__WHAT YOU ARE ASKED TO DO__
Your task is to count the lines of the entries below that include the word "active" and to give only the resulting number.

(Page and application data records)
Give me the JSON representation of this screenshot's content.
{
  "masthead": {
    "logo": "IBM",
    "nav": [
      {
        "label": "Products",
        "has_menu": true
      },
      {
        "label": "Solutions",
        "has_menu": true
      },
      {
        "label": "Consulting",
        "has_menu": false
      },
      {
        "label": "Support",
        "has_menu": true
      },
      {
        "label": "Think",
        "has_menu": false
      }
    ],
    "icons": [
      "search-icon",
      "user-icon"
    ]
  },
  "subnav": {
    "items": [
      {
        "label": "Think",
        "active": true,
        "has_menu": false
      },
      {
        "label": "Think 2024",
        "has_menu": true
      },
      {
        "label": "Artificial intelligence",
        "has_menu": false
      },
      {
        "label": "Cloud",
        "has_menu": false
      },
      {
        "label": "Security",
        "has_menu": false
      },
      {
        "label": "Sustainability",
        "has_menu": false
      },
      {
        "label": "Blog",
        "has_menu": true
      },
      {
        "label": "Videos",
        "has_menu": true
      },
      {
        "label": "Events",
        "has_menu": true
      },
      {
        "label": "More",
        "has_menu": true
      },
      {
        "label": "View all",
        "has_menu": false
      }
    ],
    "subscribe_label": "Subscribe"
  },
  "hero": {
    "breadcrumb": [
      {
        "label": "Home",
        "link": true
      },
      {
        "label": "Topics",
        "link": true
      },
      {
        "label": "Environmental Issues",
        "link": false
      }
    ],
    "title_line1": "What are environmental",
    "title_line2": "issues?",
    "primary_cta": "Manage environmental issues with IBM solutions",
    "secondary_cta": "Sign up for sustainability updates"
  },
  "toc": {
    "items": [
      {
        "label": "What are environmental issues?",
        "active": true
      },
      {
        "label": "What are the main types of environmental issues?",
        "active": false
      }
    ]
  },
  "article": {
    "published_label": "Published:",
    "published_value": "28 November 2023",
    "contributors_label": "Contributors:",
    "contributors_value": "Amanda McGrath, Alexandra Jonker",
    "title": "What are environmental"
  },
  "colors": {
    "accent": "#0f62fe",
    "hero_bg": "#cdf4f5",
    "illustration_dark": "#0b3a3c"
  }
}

__OUTPUT FOR THIS EXERCISE__
3